How to Avoid the Standoff

If you are in the middle of a standoff, then you are likely very frustrated. You’ve gotten pretty far in the short sale process and you are likely receiving lots of pressure from all of the parties to the transaction. And, the lenders are not helping much by creating the standoff.

Here are some ideas for how to get out of the situation:

  • Go back to the first lien holder and ask them if they are willing to give the second lien holder more money.
  • Go to the second lien holder and tell them that the first lien holder has insisted on a maximum amount and see if they will budge.
  • If no one will budge, find out why. Is this a Fannie Mae or Freddie Mac loan? If so, they have a maximum that they allow the second. And, if you alert the second of that information, they may become more compliant.
  • Worst case: someone will have to pay the difference. Depending on the laws in your state, it could be the buyer, the seller, or the agents (yuck). No matter what, make sure that this contribution is disclosed to all parties and appears on the short sale settlement statement at closing.
  • In Scenario #2, someone’s got to give in. Try explaining to both sides where you are and see if one will agree to generate their approval letter. If not, follow the tips provided in this Agent Genius article and take your complaint to the streets.

One thing about short sales is that the problems that arise can be difficult to resolve merely because of the number of parties involved—and all from remote locations. Imagine how much easier this would be if all parties sat at the same table and broke bread? If we all sat at the same table, then we wouldn’t need armor in order to avoid the flying bullets from the short sale standoff.

Continue Reading


Short sale approval letters don’t arrive in the blink of an eye

Short sale approval letters may look like they’ve been obtained simply by experts, but it takes time and doesn’t just happen with luck.



short sales

short sale approval

Short sale approval: getting prepared, making it happen

People always ask me how it is that I obtain short sale approval letters with such ease. The truth is, that while I have more short sale processing and negotiating experience than most agents and brokers, I don’t just blink my eyes like Jeannie and make those short sale approval letters appear. I often sweat it, just like everyone else.

Despite the fact that I do not have magical powers, I do have something else on my side—education. One of the most important things than can lead to short sale success for any and all agents is education.

Experience dictates that agents that learn about the short sale process
have increased short sale closings.

Short sale education opportunities abound

There are many ways to become educated about the short sale process and make getting short sale approval letters look easy to obtain.

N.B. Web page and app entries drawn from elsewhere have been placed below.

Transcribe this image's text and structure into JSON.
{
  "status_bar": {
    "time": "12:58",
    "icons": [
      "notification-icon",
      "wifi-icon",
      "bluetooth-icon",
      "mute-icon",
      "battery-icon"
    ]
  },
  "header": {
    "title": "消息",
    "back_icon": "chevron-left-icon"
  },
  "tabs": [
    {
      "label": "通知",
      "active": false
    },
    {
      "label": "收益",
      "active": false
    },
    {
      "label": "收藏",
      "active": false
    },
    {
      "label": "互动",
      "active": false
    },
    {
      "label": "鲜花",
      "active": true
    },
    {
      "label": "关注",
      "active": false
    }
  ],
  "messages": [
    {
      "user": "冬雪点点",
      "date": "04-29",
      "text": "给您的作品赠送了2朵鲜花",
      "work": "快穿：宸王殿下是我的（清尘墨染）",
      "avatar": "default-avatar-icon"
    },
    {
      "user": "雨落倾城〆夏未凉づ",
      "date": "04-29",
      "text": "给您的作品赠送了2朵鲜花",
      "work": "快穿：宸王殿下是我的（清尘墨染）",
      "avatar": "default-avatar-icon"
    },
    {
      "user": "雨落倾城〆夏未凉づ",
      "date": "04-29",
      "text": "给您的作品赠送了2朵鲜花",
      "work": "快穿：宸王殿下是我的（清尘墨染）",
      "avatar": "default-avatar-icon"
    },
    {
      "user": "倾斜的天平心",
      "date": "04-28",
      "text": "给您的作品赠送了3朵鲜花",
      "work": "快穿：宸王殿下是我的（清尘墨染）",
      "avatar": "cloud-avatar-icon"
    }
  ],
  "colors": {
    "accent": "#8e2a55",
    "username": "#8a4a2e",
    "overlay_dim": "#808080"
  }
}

These include:

  • Classes at your local board of Realtors®
  • Free short sale webinars and workshops
  • The short sale or foreclosure specialist designations

As the distressed property arena grows and changes, it is important to always stay abreast of policy changes that may impact how you do your job and how you process any short sale that lands on your plate.

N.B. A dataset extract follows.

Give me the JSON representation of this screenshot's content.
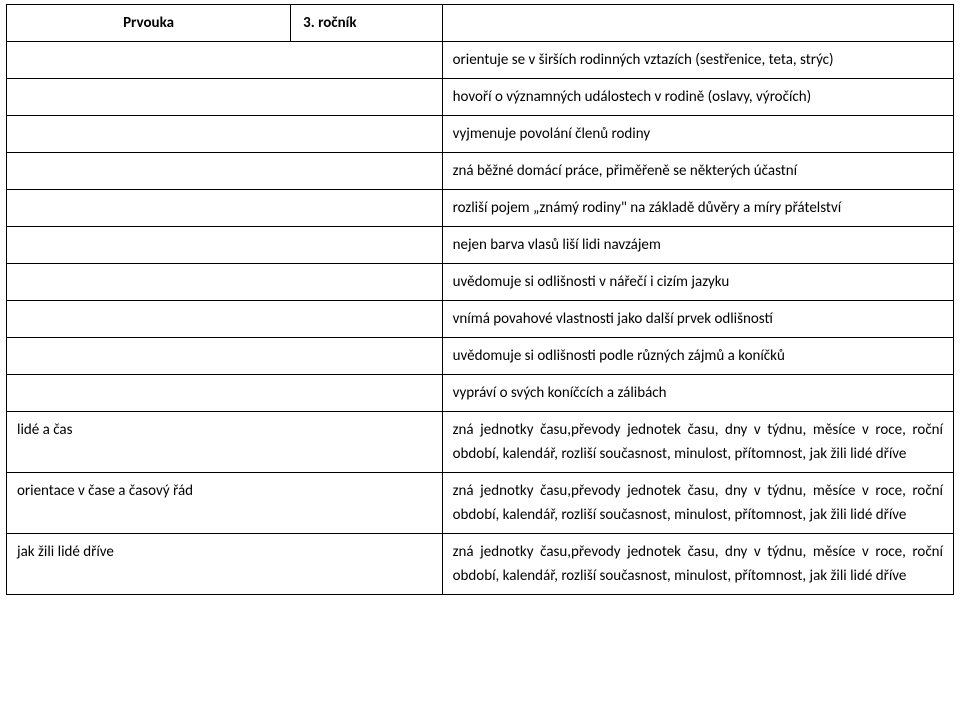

The most important thing to do is to read, read, read. Follow short sale specialists and those who blog about short sales on AGBeat, Google+, facebook, and twitter. Set up a Google Alert for the term ‘short sale’ and you will receive Google’s top short sale picks daily in your email inbox. Visit mortgagor websites to read up on their specific policies and procedures.

Don’t take on too much

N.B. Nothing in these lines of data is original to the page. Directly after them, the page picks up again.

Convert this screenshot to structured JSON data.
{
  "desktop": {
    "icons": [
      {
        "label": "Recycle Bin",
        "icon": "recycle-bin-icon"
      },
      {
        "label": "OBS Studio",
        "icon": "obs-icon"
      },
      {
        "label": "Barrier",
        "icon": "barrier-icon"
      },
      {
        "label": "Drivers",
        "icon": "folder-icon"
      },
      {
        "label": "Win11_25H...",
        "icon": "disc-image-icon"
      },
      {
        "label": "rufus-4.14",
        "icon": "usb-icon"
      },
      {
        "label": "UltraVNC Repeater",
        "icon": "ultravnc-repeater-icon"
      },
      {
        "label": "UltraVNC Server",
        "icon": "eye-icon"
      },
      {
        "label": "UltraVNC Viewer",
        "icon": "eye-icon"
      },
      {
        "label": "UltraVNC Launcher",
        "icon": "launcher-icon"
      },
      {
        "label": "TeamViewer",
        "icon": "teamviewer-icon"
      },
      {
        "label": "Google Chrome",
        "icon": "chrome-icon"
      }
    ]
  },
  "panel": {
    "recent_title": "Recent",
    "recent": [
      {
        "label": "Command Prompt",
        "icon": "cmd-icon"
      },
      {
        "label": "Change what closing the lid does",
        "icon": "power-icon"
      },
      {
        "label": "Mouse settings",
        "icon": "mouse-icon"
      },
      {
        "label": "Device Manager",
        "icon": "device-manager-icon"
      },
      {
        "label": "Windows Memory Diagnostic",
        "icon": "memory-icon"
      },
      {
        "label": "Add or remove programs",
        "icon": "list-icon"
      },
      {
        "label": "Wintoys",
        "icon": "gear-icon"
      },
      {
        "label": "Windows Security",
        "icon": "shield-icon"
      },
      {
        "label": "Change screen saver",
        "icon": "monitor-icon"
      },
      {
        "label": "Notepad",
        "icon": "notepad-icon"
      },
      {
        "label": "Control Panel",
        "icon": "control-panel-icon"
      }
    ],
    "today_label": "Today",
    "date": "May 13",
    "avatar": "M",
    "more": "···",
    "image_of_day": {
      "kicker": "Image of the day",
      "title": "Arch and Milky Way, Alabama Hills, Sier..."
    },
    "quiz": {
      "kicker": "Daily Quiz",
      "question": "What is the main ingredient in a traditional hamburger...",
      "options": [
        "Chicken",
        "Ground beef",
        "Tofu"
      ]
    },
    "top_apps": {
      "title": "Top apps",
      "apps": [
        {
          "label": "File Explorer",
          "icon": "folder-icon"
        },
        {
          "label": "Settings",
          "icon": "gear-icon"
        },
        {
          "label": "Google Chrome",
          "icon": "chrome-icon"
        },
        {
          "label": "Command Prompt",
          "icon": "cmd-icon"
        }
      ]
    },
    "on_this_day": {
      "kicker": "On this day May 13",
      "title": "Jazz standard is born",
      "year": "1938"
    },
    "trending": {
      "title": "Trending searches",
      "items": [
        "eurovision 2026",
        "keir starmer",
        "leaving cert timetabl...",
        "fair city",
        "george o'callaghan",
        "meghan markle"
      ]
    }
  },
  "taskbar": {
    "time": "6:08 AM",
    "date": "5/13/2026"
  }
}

And, when you get a call from a prospective short sale seller, make sure that you don’t bit off more than you can chew. Agents in most of America right now are clamoring for listings since we are in the midst of a listing shortage. But, if you are going to take on a short sale, be sure that it is a deal that you can close. And, if you have your doubts, why not partner up with a local agent that can mentor your and assist you in getting the job done? After all, half a commission check is better than none!

Continue Reading

Our Great Partners

American Genius
news neatly in your inbox

Subscribe to our mailing list for news sent straight to your email inbox.

Emerging Stories

Get The American Genius
neatly in your inbox

Subscribe to get business and tech updates, breaking stories, and more!